I am standing in my grandmother’s kitchen when I tell her the news. The husband has accepted a job offer in Wisconsin and will be leaving next month, just before Thanksgiving. I will stay behind for the next six months, so that the boys can finish the school year and so that I can sell the house. At almost forty years old I am leaving “home” for the first time and taking her great-grandchildren with me.
It’s late Sunday afternoon and we’ve just finished dinner. There is macaroni stained with gravy and bits of meatball and sausage left in the giant bowl on the dining room table–enough for her to eat for lunch tomorrow. I carefully slide the contents along with the extra gravy into one of the smaller serving pieces from her china set, the last gift her mother had given her. I trace the tiny blue flower pattern with my finger as painted petals begin to blur from small tears gathering in my eyes. I grab what’s left of the garlic bread and grate it into a small teacup. I wrap everything in clear wrap and place it in the refrigerator. Tomorrow she’ll toast the breadcrumbs before adding them to her leftovers.
In the pot where the gravy had been cooking all day, there is now the ring of condensed tomato that every Sunday since I was a little girl, she’d leave for me to wipe out with the heel of Italian bread. It’s time to tell her. My stomach tells me this hungry childhood ritual will not happen tonight.
I gather the last of the dinner dishes from the table and join her in the kitchen where she is leaning over the sink, rinsing soapy dishes. The steam rises up and swirls with the cool October air coming in from the window above moving the blonde-white curl on her forehead.
“Ben accepted the job offer, Grandma,” these words ooze thick like cough syrup from my mouth. “We’re moving this spring.”
She keeps her head down over the sink. Turns off the water. Wipes her hands on the front of her house coat then turns to me and wraps her arms around me. At once I am enveloped in a cocktail of her scent invoking a lifetime of memories–White Rain hairspray, garlic, Palmolive dish soap. I am no longer in control of the sudden rain storm rolling in all over my face.
She rests her head in my neck and sighs, “Let’s wait and see what’s what.”
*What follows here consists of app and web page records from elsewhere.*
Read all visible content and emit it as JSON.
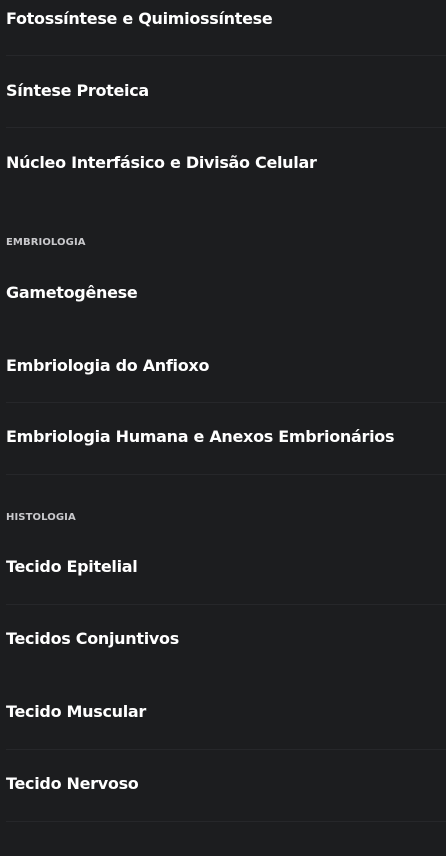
{
  "groups": [
    {
      "items": [
        {
          "label": "Fotossíntese e Quimiossíntese"
        },
        {
          "label": "Síntese Proteica"
        },
        {
          "label": "Núcleo Interfásico e Divisão Celular"
        }
      ]
    },
    {
      "title": "EMBRIOLOGIA",
      "items": [
        {
          "label": "Gametogênese"
        },
        {
          "label": "Embriologia do Anfioxo"
        },
        {
          "label": "Embriologia Humana e Anexos Embrionários"
        }
      ]
    },
    {
      "title": "HISTOLOGIA",
      "items": [
        {
          "label": "Tecido Epitelial"
        },
        {
          "label": "Tecidos Conjuntivos"
        },
        {
          "label": "Tecido Muscular"
        },
        {
          "label": "Tecido Nervoso"
        }
      ]
    }
  ]
}
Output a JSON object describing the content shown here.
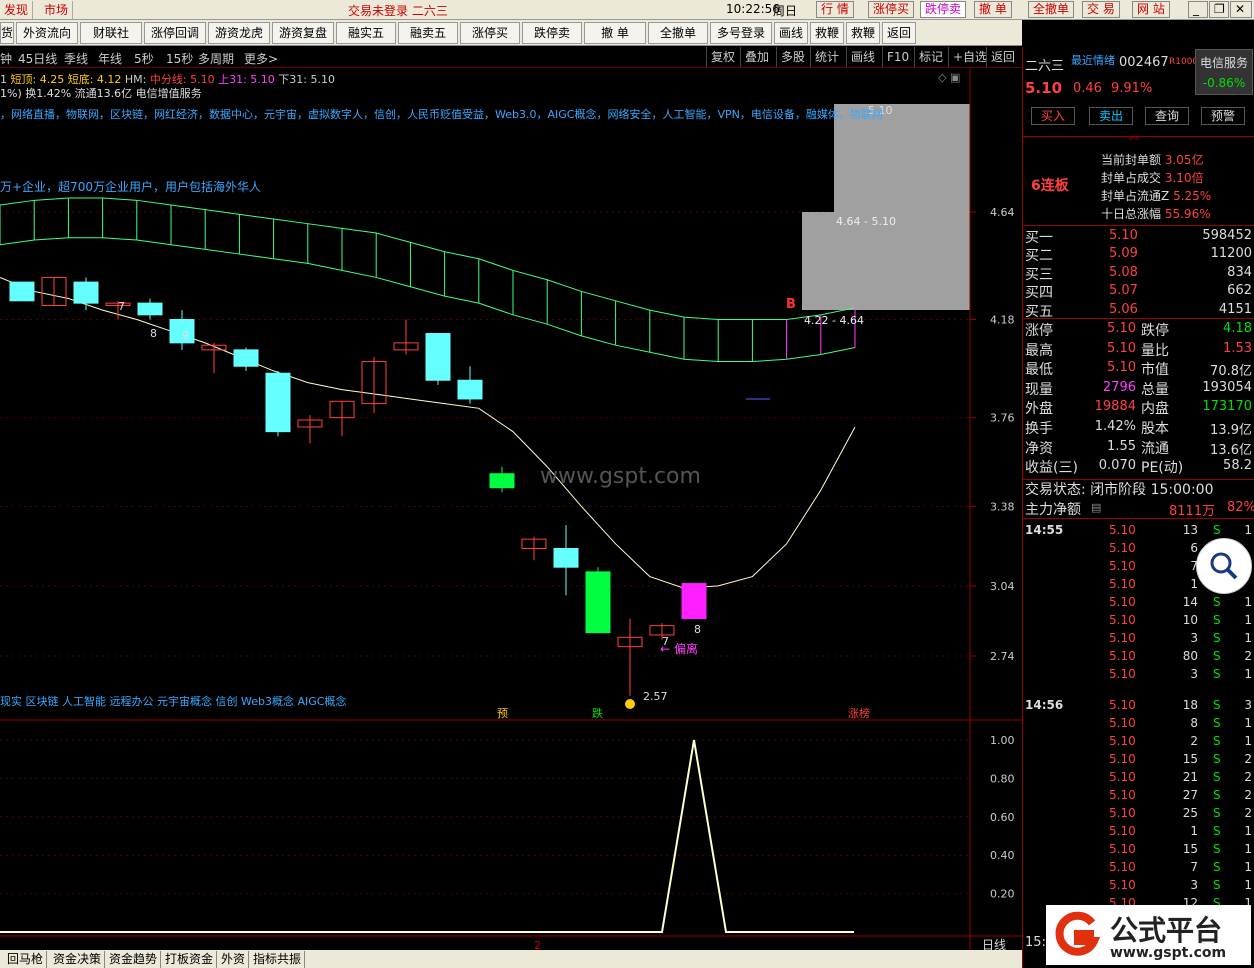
{
  "titlebar": {
    "tabs": [
      "发现",
      "市场"
    ],
    "status": "交易未登录  二六三",
    "time": "10:22:56",
    "weekday": "周日",
    "buttons": [
      "行 情",
      "涨停买",
      "跌停卖",
      "撤 单",
      "全撤单",
      "交 易",
      "网 站"
    ]
  },
  "toolbar": {
    "buttons": [
      "外资流向",
      "财联社",
      "涨停回调",
      "游资龙虎",
      "游资复盘",
      "融实五",
      "融卖五",
      "涨停买",
      "跌停卖",
      "撤 单",
      "全撤单",
      "多号登录",
      "画线",
      "救鞭A",
      "救鞭B",
      "返回"
    ],
    "first": "货"
  },
  "period": {
    "items": [
      "钟",
      "45日线",
      "季线",
      "年线",
      "5秒",
      "15秒",
      "多周期",
      "更多>"
    ],
    "right": [
      "复权",
      "叠加",
      "多股",
      "统计",
      "画线",
      "F10",
      "标记",
      "+自选",
      "返回"
    ]
  },
  "indicator": {
    "line1": [
      {
        "t": "1",
        "c": "#ccc"
      },
      {
        "t": "短顶: 4.25",
        "c": "#ffcc00"
      },
      {
        "t": "短底: 4.12",
        "c": "#ffcc00"
      },
      {
        "t": "HM:",
        "c": "#ccc"
      },
      {
        "t": "中分线: 5.10",
        "c": "#ff4040"
      },
      {
        "t": "上31: 5.10",
        "c": "#ff40ff"
      },
      {
        "t": "下31: 5.10",
        "c": "#ccc"
      }
    ],
    "line2": "1%) 换1.42% 流通13.6亿 电信增值服务",
    "concepts": "，网络直播，物联网，区块链，网红经济，数据中心，元宇宙，虚拟数字人，信创，人民币贬值受益，Web3.0，AIGC概念，网络安全，人工智能，VPN，电信设备，融媒体，物联网",
    "desc": "万+企业，超700万企业用户，用户包括海外华人",
    "bottom_concepts": "现实 区块链 人工智能 远程办公 元宇宙概念 信创 Web3概念 AIGC概念",
    "watermark": "www.gspt.com"
  },
  "chart_labels": {
    "zone_top": "5.10",
    "zone_mid": "4.64 - 5.10",
    "zone_low": "4.22 - 4.64",
    "b_mark": "B",
    "low_label": "2.57",
    "pianli": "偏离",
    "bar_labels": [
      "7",
      "8",
      "9",
      "8",
      "7"
    ],
    "events": [
      "预",
      "跌",
      "涨榜"
    ]
  },
  "chart_data": {
    "type": "line",
    "y_ticks": [
      4.64,
      4.18,
      3.76,
      3.38,
      3.04,
      2.74
    ],
    "sub_y_ticks": [
      "1.00",
      "0.80",
      "0.60",
      "0.40",
      "0.20"
    ],
    "candles": [
      {
        "o": 4.26,
        "c": 4.34,
        "h": 4.34,
        "l": 4.26,
        "up": false,
        "col": "#66ffff"
      },
      {
        "o": 4.24,
        "c": 4.36,
        "h": 4.36,
        "l": 4.24,
        "up": true,
        "col": "#ff4040"
      },
      {
        "o": 4.34,
        "c": 4.25,
        "h": 4.36,
        "l": 4.22,
        "up": false,
        "col": "#66ffff"
      },
      {
        "o": 4.24,
        "c": 4.25,
        "h": 4.26,
        "l": 4.18,
        "up": true,
        "col": "#ff4040"
      },
      {
        "o": 4.25,
        "c": 4.2,
        "h": 4.27,
        "l": 4.18,
        "up": false,
        "col": "#66ffff"
      },
      {
        "o": 4.18,
        "c": 4.08,
        "h": 4.22,
        "l": 4.05,
        "up": false,
        "col": "#66ffff"
      },
      {
        "o": 4.07,
        "c": 4.05,
        "h": 4.08,
        "l": 3.95,
        "up": true,
        "col": "#ff4040"
      },
      {
        "o": 4.05,
        "c": 3.98,
        "h": 4.06,
        "l": 3.96,
        "up": false,
        "col": "#66ffff"
      },
      {
        "o": 3.95,
        "c": 3.7,
        "h": 3.96,
        "l": 3.68,
        "up": false,
        "col": "#66ffff"
      },
      {
        "o": 3.72,
        "c": 3.75,
        "h": 3.77,
        "l": 3.65,
        "up": true,
        "col": "#ff4040"
      },
      {
        "o": 3.76,
        "c": 3.83,
        "h": 3.83,
        "l": 3.68,
        "up": true,
        "col": "#ff4040"
      },
      {
        "o": 3.82,
        "c": 4.0,
        "h": 4.02,
        "l": 3.78,
        "up": true,
        "col": "#ff4040"
      },
      {
        "o": 4.05,
        "c": 4.08,
        "h": 4.18,
        "l": 4.03,
        "up": true,
        "col": "#ff4040"
      },
      {
        "o": 4.12,
        "c": 3.92,
        "h": 4.12,
        "l": 3.9,
        "up": false,
        "col": "#66ffff"
      },
      {
        "o": 3.92,
        "c": 3.84,
        "h": 3.98,
        "l": 3.82,
        "up": false,
        "col": "#66ffff"
      },
      {
        "o": 3.52,
        "c": 3.46,
        "h": 3.55,
        "l": 3.44,
        "up": false,
        "col": "#00ff40"
      },
      {
        "o": 3.2,
        "c": 3.24,
        "h": 3.25,
        "l": 3.15,
        "up": true,
        "col": "#ff4040"
      },
      {
        "o": 3.2,
        "c": 3.12,
        "h": 3.3,
        "l": 3.0,
        "up": false,
        "col": "#66ffff"
      },
      {
        "o": 3.1,
        "c": 2.84,
        "h": 3.12,
        "l": 2.84,
        "up": false,
        "col": "#00ff40"
      },
      {
        "o": 2.78,
        "c": 2.82,
        "h": 2.9,
        "l": 2.57,
        "up": true,
        "col": "#ff4040"
      },
      {
        "o": 2.83,
        "c": 2.87,
        "h": 2.88,
        "l": 2.81,
        "up": true,
        "col": "#ff4040"
      },
      {
        "o": 2.9,
        "c": 3.05,
        "h": 3.05,
        "l": 2.9,
        "up": false,
        "col": "#ff20ff"
      }
    ],
    "ma_line": [
      4.36,
      4.3,
      4.27,
      4.22,
      4.18,
      4.13,
      4.08,
      4.02,
      3.96,
      3.91,
      3.88,
      3.86,
      3.84,
      3.82,
      3.8,
      3.7,
      3.55,
      3.38,
      3.22,
      3.08,
      3.03,
      3.04,
      3.08,
      3.22,
      3.45,
      3.72
    ],
    "band_upper": [
      4.67,
      4.69,
      4.7,
      4.7,
      4.69,
      4.67,
      4.65,
      4.63,
      4.61,
      4.59,
      4.57,
      4.55,
      4.51,
      4.47,
      4.44,
      4.39,
      4.35,
      4.3,
      4.26,
      4.22,
      4.19,
      4.18,
      4.18,
      4.18,
      4.2,
      4.23
    ],
    "band_lower": [
      4.5,
      4.52,
      4.53,
      4.53,
      4.52,
      4.5,
      4.48,
      4.46,
      4.44,
      4.42,
      4.39,
      4.36,
      4.32,
      4.28,
      4.25,
      4.2,
      4.16,
      4.11,
      4.07,
      4.04,
      4.01,
      4.0,
      4.0,
      4.01,
      4.03,
      4.06
    ],
    "sub_line": [
      0,
      0,
      0,
      0,
      0,
      0,
      0,
      0,
      0,
      0,
      0,
      0,
      0,
      0,
      0,
      0,
      0,
      0,
      0,
      0,
      0,
      1.0,
      0,
      0,
      0,
      0
    ]
  },
  "panel": {
    "stock_name": "二六三",
    "subtitle": "最近情绪",
    "code": "002467",
    "r_tag": "R1000",
    "sector": "电信服务",
    "sector_chg": "-0.86%",
    "price": "5.10",
    "change": "0.46",
    "pct": "9.91%",
    "actions": [
      "买入",
      "卖出",
      "查询",
      "预警"
    ],
    "lianban": "6连板",
    "seal": [
      {
        "k": "当前封单额",
        "v": "3.05亿"
      },
      {
        "k": "封单占成交",
        "v": "3.10倍"
      },
      {
        "k": "封单占流通Z",
        "v": "5.25%"
      },
      {
        "k": "十日总涨幅",
        "v": "55.96%"
      }
    ],
    "bids": [
      {
        "k": "买一",
        "p": "5.10",
        "v": "598452"
      },
      {
        "k": "买二",
        "p": "5.09",
        "v": "11200"
      },
      {
        "k": "买三",
        "p": "5.08",
        "v": "834"
      },
      {
        "k": "买四",
        "p": "5.07",
        "v": "662"
      },
      {
        "k": "买五",
        "p": "5.06",
        "v": "4151"
      }
    ],
    "stats": [
      {
        "k1": "涨停",
        "v1": "5.10",
        "c1": "red",
        "k2": "跌停",
        "v2": "4.18",
        "c2": "grn"
      },
      {
        "k1": "最高",
        "v1": "5.10",
        "c1": "red",
        "k2": "量比",
        "v2": "1.53",
        "c2": "red"
      },
      {
        "k1": "最低",
        "v1": "5.10",
        "c1": "red",
        "k2": "市值",
        "v2": "70.8亿",
        "c2": "wht"
      },
      {
        "k1": "现量",
        "v1": "2796",
        "c1": "mag",
        "k2": "总量",
        "v2": "193054",
        "c2": "wht"
      },
      {
        "k1": "外盘",
        "v1": "19884",
        "c1": "red",
        "k2": "内盘",
        "v2": "173170",
        "c2": "grn"
      },
      {
        "k1": "换手",
        "v1": "1.42%",
        "c1": "wht",
        "k2": "股本",
        "v2": "13.9亿",
        "c2": "wht"
      },
      {
        "k1": "净资",
        "v1": "1.55",
        "c1": "wht",
        "k2": "流通",
        "v2": "13.6亿",
        "c2": "wht"
      },
      {
        "k1": "收益(三)",
        "v1": "0.070",
        "c1": "wht",
        "k2": "PE(动)",
        "v2": "58.2",
        "c2": "wht"
      }
    ],
    "trade_state": "交易状态: 闭市阶段 15:00:00",
    "main_flow": "主力净额",
    "main_flow_v": "8111万",
    "main_flow_p": "82%",
    "ticks": [
      {
        "t": "14:55",
        "p": "5.10",
        "v": "13",
        "s": "S",
        "n": "1"
      },
      {
        "t": "",
        "p": "5.10",
        "v": "6",
        "s": "",
        "n": ""
      },
      {
        "t": "",
        "p": "5.10",
        "v": "7",
        "s": "",
        "n": ""
      },
      {
        "t": "",
        "p": "5.10",
        "v": "1",
        "s": "",
        "n": ""
      },
      {
        "t": "",
        "p": "5.10",
        "v": "14",
        "s": "S",
        "n": "1"
      },
      {
        "t": "",
        "p": "5.10",
        "v": "10",
        "s": "S",
        "n": "1"
      },
      {
        "t": "",
        "p": "5.10",
        "v": "3",
        "s": "S",
        "n": "1"
      },
      {
        "t": "",
        "p": "5.10",
        "v": "80",
        "s": "S",
        "n": "2"
      },
      {
        "t": "",
        "p": "5.10",
        "v": "3",
        "s": "S",
        "n": "1"
      },
      {
        "t": "14:56",
        "p": "5.10",
        "v": "18",
        "s": "S",
        "n": "3"
      },
      {
        "t": "",
        "p": "5.10",
        "v": "8",
        "s": "S",
        "n": "1"
      },
      {
        "t": "",
        "p": "5.10",
        "v": "2",
        "s": "S",
        "n": "1"
      },
      {
        "t": "",
        "p": "5.10",
        "v": "15",
        "s": "S",
        "n": "2"
      },
      {
        "t": "",
        "p": "5.10",
        "v": "21",
        "s": "S",
        "n": "2"
      },
      {
        "t": "",
        "p": "5.10",
        "v": "27",
        "s": "S",
        "n": "2"
      },
      {
        "t": "",
        "p": "5.10",
        "v": "25",
        "s": "S",
        "n": "2"
      },
      {
        "t": "",
        "p": "5.10",
        "v": "1",
        "s": "S",
        "n": "1"
      },
      {
        "t": "",
        "p": "5.10",
        "v": "15",
        "s": "S",
        "n": "1"
      },
      {
        "t": "",
        "p": "5.10",
        "v": "7",
        "s": "S",
        "n": "1"
      },
      {
        "t": "",
        "p": "5.10",
        "v": "3",
        "s": "S",
        "n": "1"
      },
      {
        "t": "",
        "p": "5.10",
        "v": "12",
        "s": "S",
        "n": "1"
      }
    ],
    "last_time": "15:"
  },
  "bottom": {
    "tabs": [
      "回马枪",
      "资金决策",
      "资金趋势",
      "打板资金",
      "外资",
      "指标共振"
    ],
    "page": "2",
    "daily": "日线"
  },
  "logo": {
    "brand": "公式平台",
    "url": "www.gspt.com"
  }
}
In an instant I feel as if I am an open sore whose bandage has just fallen to the tile floor. Hard to look at now, I can’t stop bleeding. And there is so much to do in the months ahead.